Pac-Man, the ultimate '80s icon, is nearing middle age.
The arcade game turns 35 on Friday, and in the years since his debut, he has appeared on virtually every video game platform to hit shelves. But the the little yellow pellet muncher's reach has extended far beyond the gaming world.
He has fronted cereal boxes. He was on the cover of Time magazine. He has been the star of at least two cartoon shows (one in the '80s and one currently airing on Disney XD) . Buckner & Garcia's ode to the game- "Pac-Man Fever" hit #9 on the Billboard charts in 1981. And there are tens of thousands of tie-in products bearing his image.
Pac-Man, not surprisingly, is hands down the biggest product in the catalog of publisher Bandai Namco. It's so big, in fact, that the sole reason the company formed and launched its mobile division was to get the game onto cell phones and other handheld devices.
Pinning down financials for the franchise isn't as easy as you might expect, though. The tens of millions of dollars that the game raised during its arcade heyday are impossible to definitively calculate (not surprising, given it was an all-cash business with lots of third-parties involved). And the character has appeared in so many different games and been merchandised in so many different ways that it's an accounting nightmare.
To lend some perspective, though, consider this: In the late 1990s, Twin Galaxies, a company that tracks video game world record scores, visited several used game auctions and counted how many times the average Pac-Man machine had been played. Multiplying those figures by the total number of machines that were manufactured, the organization believes the arcade game was played more than 10 billion times in the 20th century. That's $2.5 billion in quarters alone.
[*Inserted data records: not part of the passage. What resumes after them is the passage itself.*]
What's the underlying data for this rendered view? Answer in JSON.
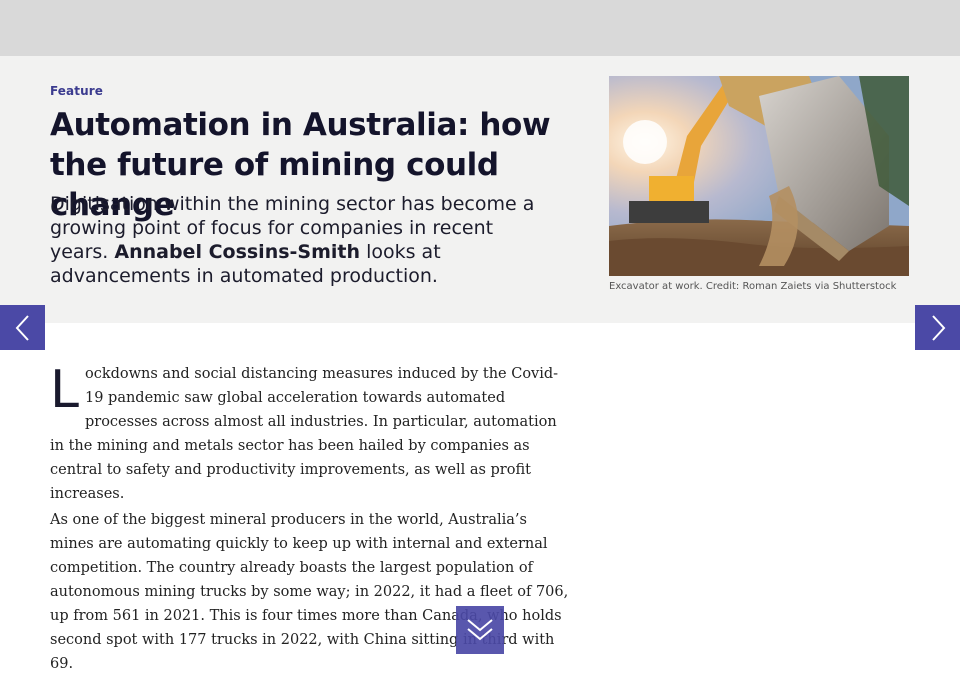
{
  "article": {
    "category": "Feature",
    "title": "Automation in Australia: how the future of mining could change",
    "standfirst_before": "Digitisation within the mining sector has become a growing point of focus for companies in recent years.",
    "author": "Annabel Cossins-Smith",
    "standfirst_after": "looks at advancements in automated production.",
    "image_caption": "Excavator at work. Credit: Roman Zaiets via Shutterstock",
    "dropcap": "L",
    "paragraph1_rest": "ockdowns and social distancing measures induced by the Covid-19 pandemic saw global acceleration towards automated processes across almost all industries. In particular, automation in the mining and metals sector has been hailed by companies as central to safety and productivity improvements, as well as profit increases.",
    "paragraph2": "As one of the biggest mineral producers in the world, Australia’s mines are automating quickly to keep up with internal and external competition. The country already boasts the largest population of autonomous mining trucks by some way; in 2022, it had a fleet of 706, up from 561 in 2021. This is four times more than Canada, who holds second spot with 177 trucks in 2022, with China sitting in third with 69."
  },
  "navigation": {
    "prev_icon": "chevron-left-icon",
    "next_icon": "chevron-right-icon",
    "scroll_icon": "double-chevron-down-icon"
  },
  "colors": {
    "accent": "#4b49a6",
    "hero_background": "#f2f2f1",
    "top_bar": "#d9d9d9"
  }
}
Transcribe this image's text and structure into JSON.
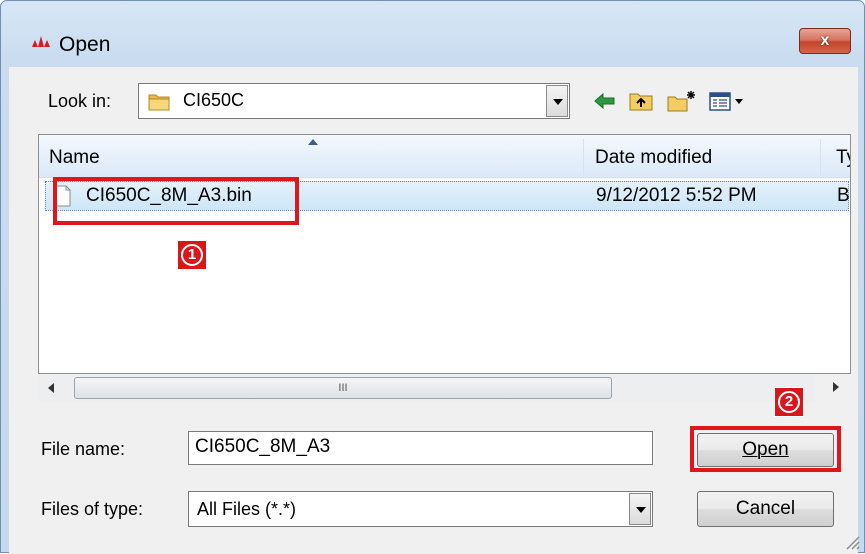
{
  "window": {
    "title": "Open",
    "close_label": "x"
  },
  "look_in": {
    "label": "Look in:",
    "folder": "CI650C",
    "folder_icon": "folder-icon"
  },
  "toolbar": {
    "back_icon": "back-arrow-icon",
    "up_icon": "up-folder-icon",
    "new_folder_icon": "new-folder-icon",
    "views_icon": "views-menu-icon"
  },
  "file_list": {
    "columns": [
      "Name",
      "Date modified",
      "Ty"
    ],
    "rows": [
      {
        "name": "CI650C_8M_A3.bin",
        "date_modified": "9/12/2012 5:52 PM",
        "type": "BI"
      }
    ]
  },
  "scrollbar": {
    "thumb_grip": "III"
  },
  "file_name": {
    "label": "File name:",
    "value": "CI650C_8M_A3"
  },
  "file_type": {
    "label": "Files of type:",
    "value": "All Files (*.*)"
  },
  "buttons": {
    "open_label": "Open",
    "cancel_label": "Cancel"
  },
  "annotations": {
    "badge_1": "1",
    "badge_2": "2",
    "highlight_color": "#e0161b"
  },
  "colors": {
    "selection": "#cde6f7",
    "title_bar": "#c9dcf0",
    "close_button": "#c2452c"
  }
}
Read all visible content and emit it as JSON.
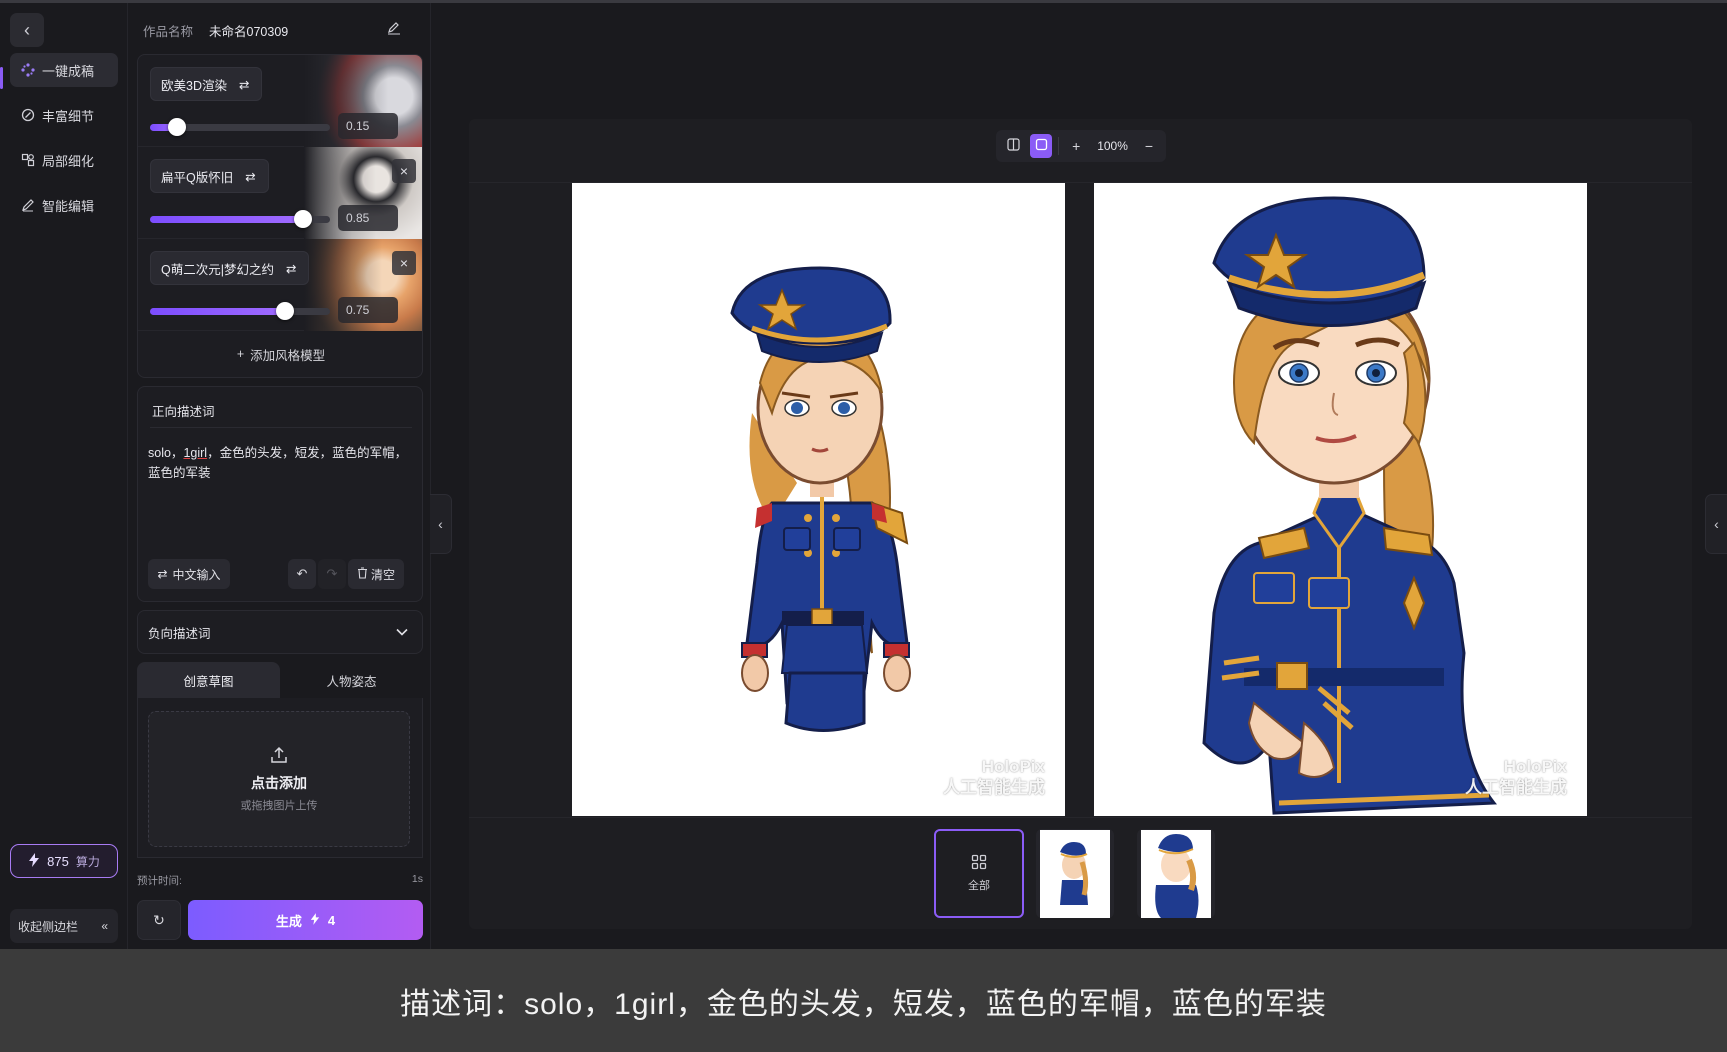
{
  "nav": {
    "items": [
      {
        "label": "一键成稿",
        "icon": "sparkle-icon",
        "active": true
      },
      {
        "label": "丰富细节",
        "icon": "detail-icon",
        "active": false
      },
      {
        "label": "局部细化",
        "icon": "region-icon",
        "active": false
      },
      {
        "label": "智能编辑",
        "icon": "pen-icon",
        "active": false
      }
    ],
    "credits": {
      "value": "875",
      "label": "算力"
    },
    "collapse_label": "收起侧边栏"
  },
  "panel": {
    "work_name_label": "作品名称",
    "work_name_value": "未命名070309",
    "styles": [
      {
        "name": "欧美3D渲染",
        "value": "0.15",
        "level": 0.15
      },
      {
        "name": "扁平Q版怀旧",
        "value": "0.85",
        "level": 0.85
      },
      {
        "name": "Q萌二次元|梦幻之约",
        "value": "0.75",
        "level": 0.75
      }
    ],
    "add_style": "添加风格模型",
    "positive": {
      "title": "正向描述词",
      "text_parts": [
        "solo，",
        "1girl",
        "，金色的头发，短发，蓝色的军帽，蓝色的军装"
      ],
      "cn_input": "中文输入",
      "clear": "清空"
    },
    "negative": {
      "title": "负向描述词"
    },
    "tabs": [
      {
        "label": "创意草图",
        "active": true
      },
      {
        "label": "人物姿态",
        "active": false
      }
    ],
    "upload": {
      "main": "点击添加",
      "sub": "或拖拽图片上传"
    },
    "estimate": {
      "label": "预计时间:",
      "value": "1s"
    },
    "generate": {
      "label": "生成",
      "cost": "4"
    }
  },
  "canvas": {
    "zoom": "100%",
    "watermark_line1": "HoloPix",
    "watermark_line2": "人工智能生成",
    "thumbs_all_label": "全部"
  },
  "caption": "描述词：solo，1girl，金色的头发，短发，蓝色的军帽，蓝色的军装",
  "colors": {
    "accent": "#8b5cf6",
    "uniform": "#1f3b8f",
    "hair": "#d99a45",
    "trim": "#e2a53a"
  }
}
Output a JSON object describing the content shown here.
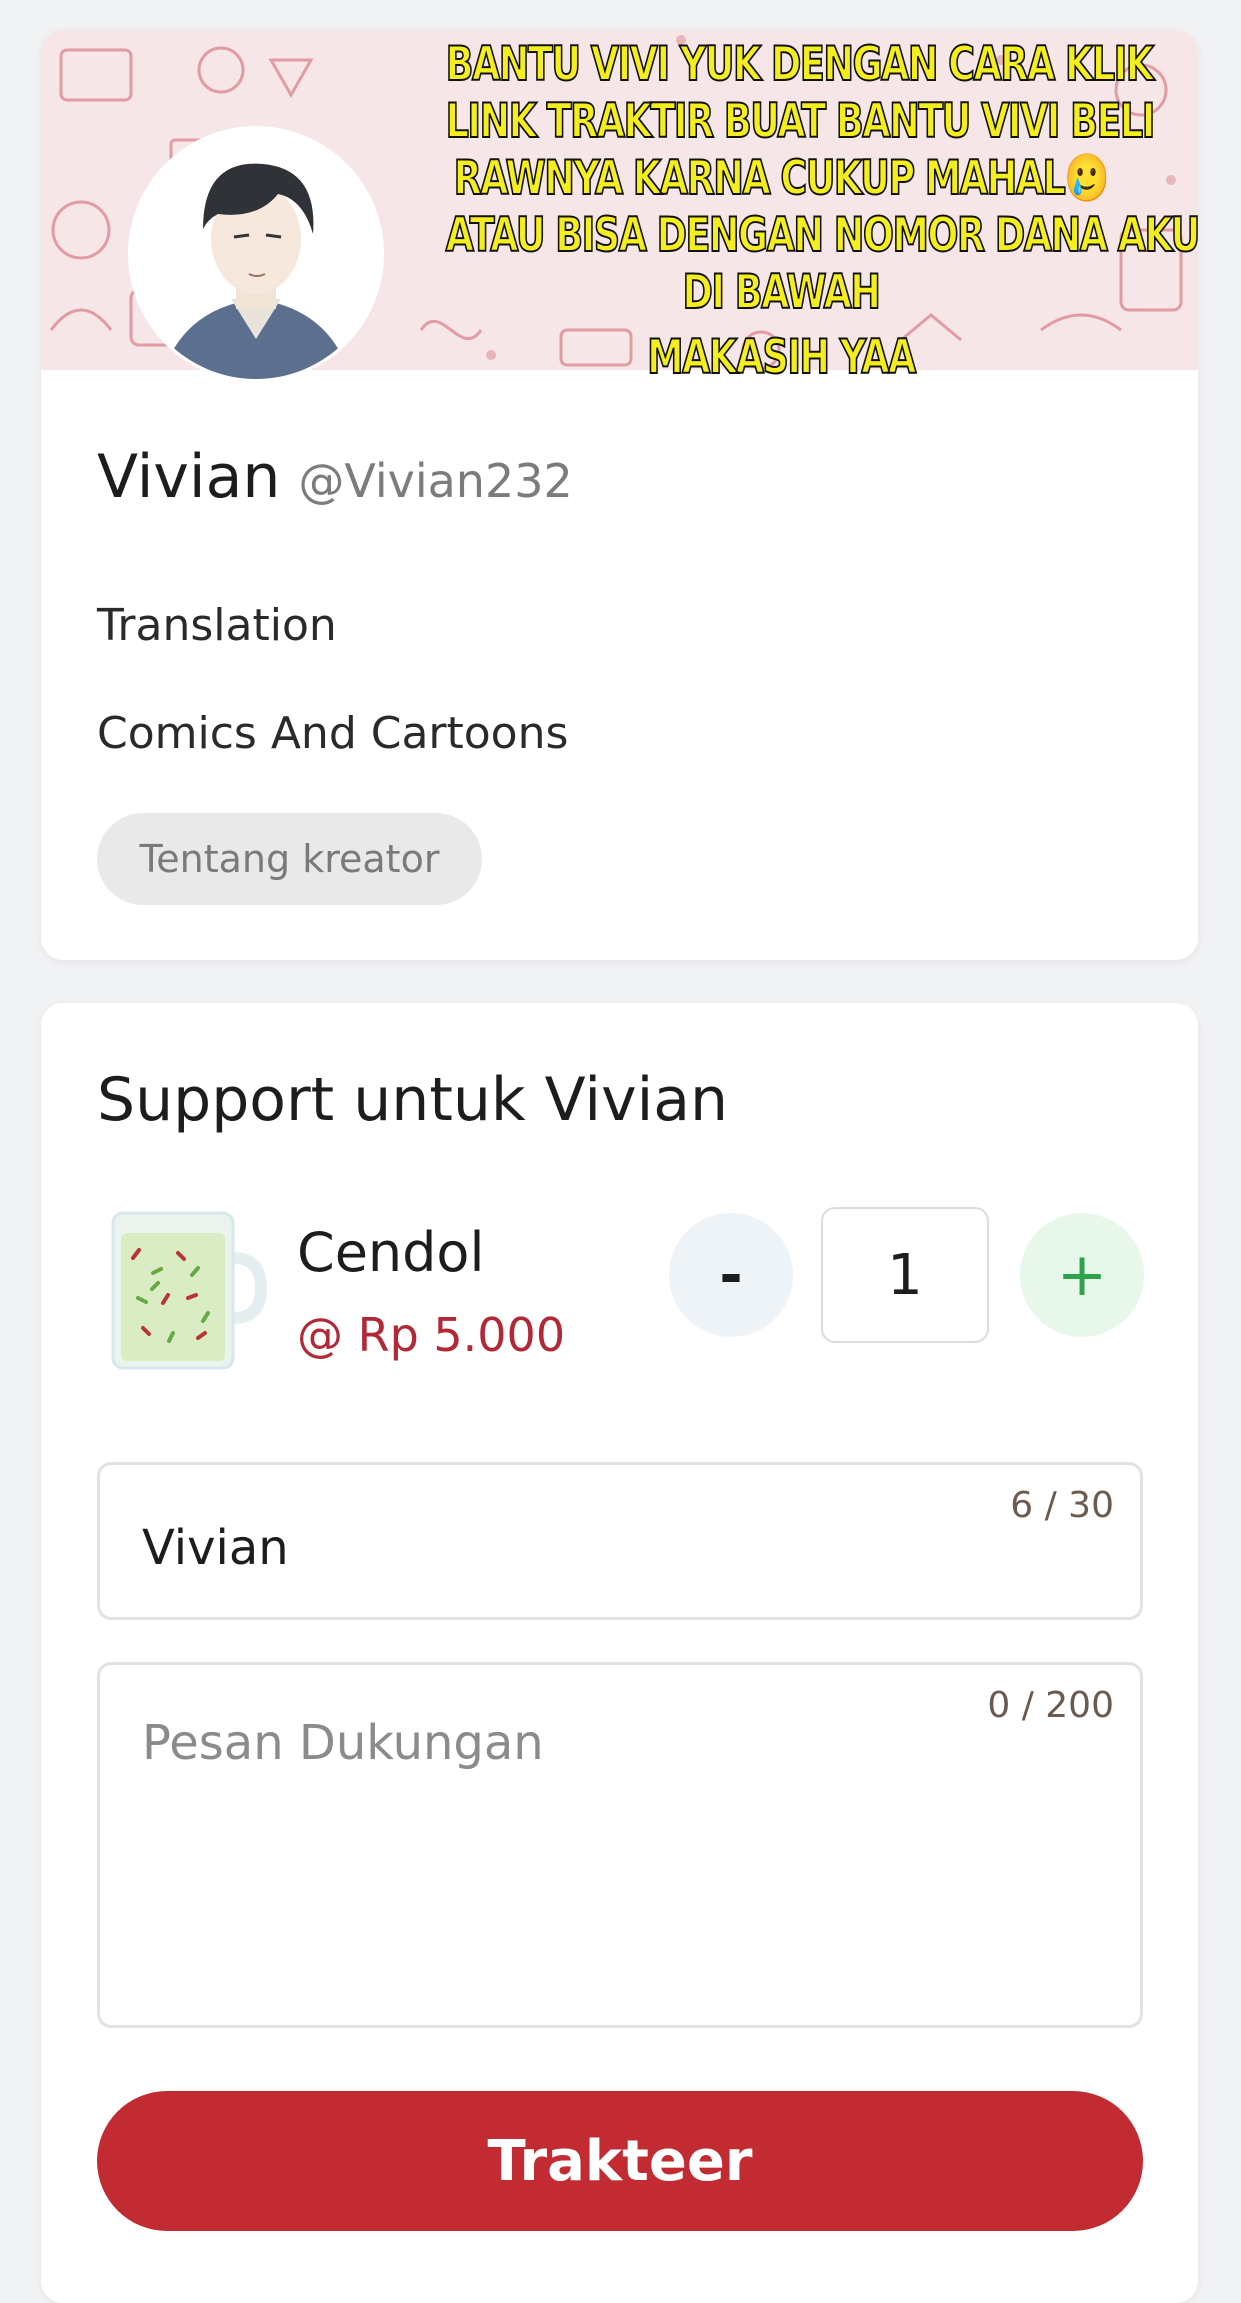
{
  "banner": {
    "lines": [
      "BANTU VIVI YUK DENGAN CARA KLIK",
      "LINK TRAKTIR BUAT BANTU VIVI BELI",
      "RAWNYA  KARNA CUKUP MAHAL🥲",
      "ATAU BISA DENGAN NOMOR DANA AKU",
      "DI BAWAH",
      "MAKASIH YAA"
    ]
  },
  "profile": {
    "name": "Vivian",
    "handle": "@Vivian232",
    "category_1": "Translation",
    "category_2": "Comics And Cartoons",
    "about_button": "Tentang kreator"
  },
  "support": {
    "title": "Support untuk Vivian",
    "item": {
      "name": "Cendol",
      "price": "@ Rp 5.000",
      "icon": "cendol-glass-icon"
    },
    "quantity": {
      "minus_label": "-",
      "value": "1",
      "plus_label": "+"
    },
    "name_field": {
      "value": "Vivian",
      "counter": "6 / 30"
    },
    "message_field": {
      "placeholder": "Pesan Dukungan",
      "counter": "0 / 200"
    },
    "submit_label": "Trakteer"
  },
  "colors": {
    "accent": "#c32b32",
    "price": "#b22836",
    "plus": "#2ea24c",
    "banner_text": "#f5ee1e"
  }
}
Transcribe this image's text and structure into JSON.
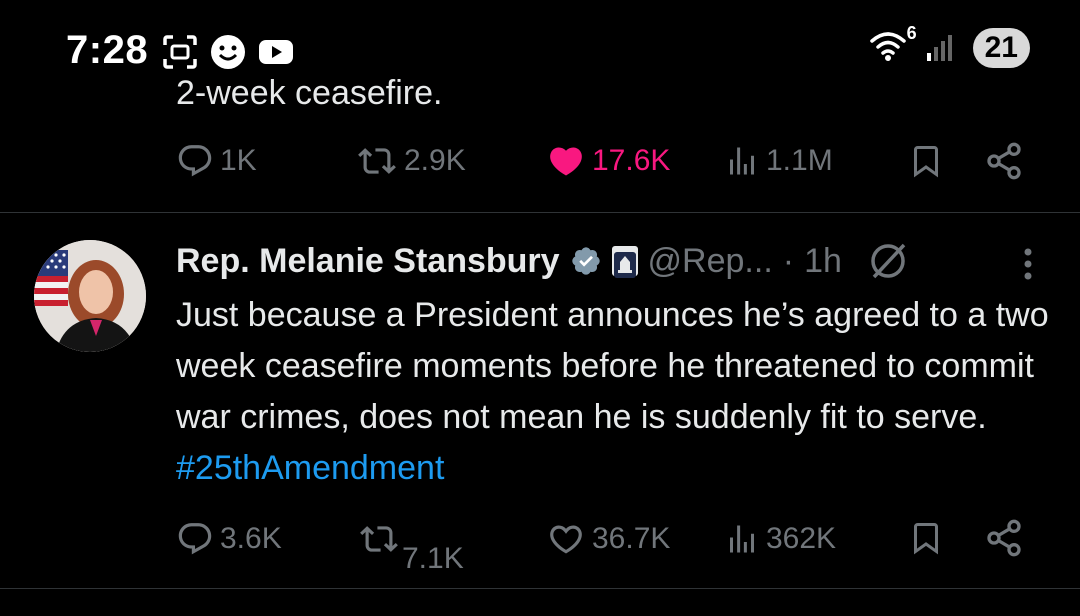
{
  "status_bar": {
    "time": "7:28",
    "wifi_label": "6",
    "battery": "21"
  },
  "previous_tweet": {
    "text_fragment": "2-week ceasefire.",
    "actions": {
      "replies": "1K",
      "reposts": "2.9K",
      "likes": "17.6K",
      "views": "1.1M"
    },
    "liked": true
  },
  "tweet": {
    "author_name": "Rep. Melanie Stansbury",
    "handle": "@Rep...",
    "separator": "·",
    "time": "1h",
    "text": "Just because a President announces he’s agreed to a two week ceasefire moments before he threatened to commit war crimes, does not mean he is suddenly fit to serve.",
    "hashtag": "#25thAmendment",
    "actions": {
      "replies": "3.6K",
      "reposts": "7.1K",
      "likes": "36.7K",
      "views": "362K"
    }
  },
  "colors": {
    "background": "#000000",
    "text": "#e7e9ea",
    "muted": "#71767b",
    "like": "#f91880",
    "link": "#1d9bf0",
    "divider": "#2f3336"
  }
}
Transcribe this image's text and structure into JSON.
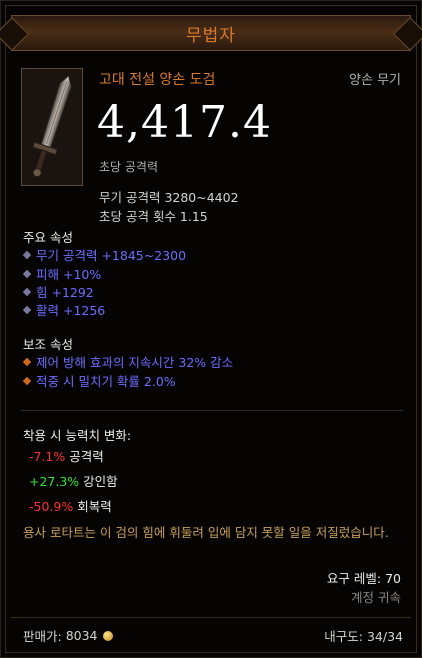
{
  "header": {
    "title": "무법자"
  },
  "item": {
    "name": "고대 전설 양손 도검",
    "type": "양손 무기",
    "dps": "4,417.4",
    "dps_label": "초당 공격력",
    "weapon_damage": "무기 공격력 3280~4402",
    "attack_speed": "초당 공격 횟수 1.15"
  },
  "primary": {
    "title": "주요 속성",
    "affixes": [
      "무기 공격력 +1845~2300",
      "피해 +10%",
      "힘 +1292",
      "활력 +1256"
    ]
  },
  "secondary": {
    "title": "보조 속성",
    "affixes": [
      "제어 방해 효과의 지속시간 32% 감소",
      "적중 시 밀치기 확률 2.0%"
    ]
  },
  "changes": {
    "title": "착용 시 능력치 변화:",
    "rows": [
      {
        "value": "-7.1%",
        "label": "공격력"
      },
      {
        "value": "+27.3%",
        "label": "강인함"
      },
      {
        "value": "-50.9%",
        "label": "회복력"
      }
    ]
  },
  "flavor": "용사 로타트는 이 검의 힘에 휘둘려 입에 담지 못할 일을 저질렀습니다.",
  "requirements": {
    "level": "요구 레벨: 70",
    "bound": "계정 귀속"
  },
  "footer": {
    "sell_label": "판매가:",
    "sell_value": "8034",
    "durability": "내구도: 34/34"
  },
  "colors": {
    "legendary": "#d97a2a",
    "magic": "#6d6cff",
    "negative": "#ff3030",
    "positive": "#30e030",
    "flavor": "#c9a05a"
  },
  "icons": [
    "sword-icon",
    "gold-coin-icon"
  ]
}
While Pac-Man might be the most recognizable character in the videogame world, he still has a few secrets that many people don't know. Here are some of the most interesting: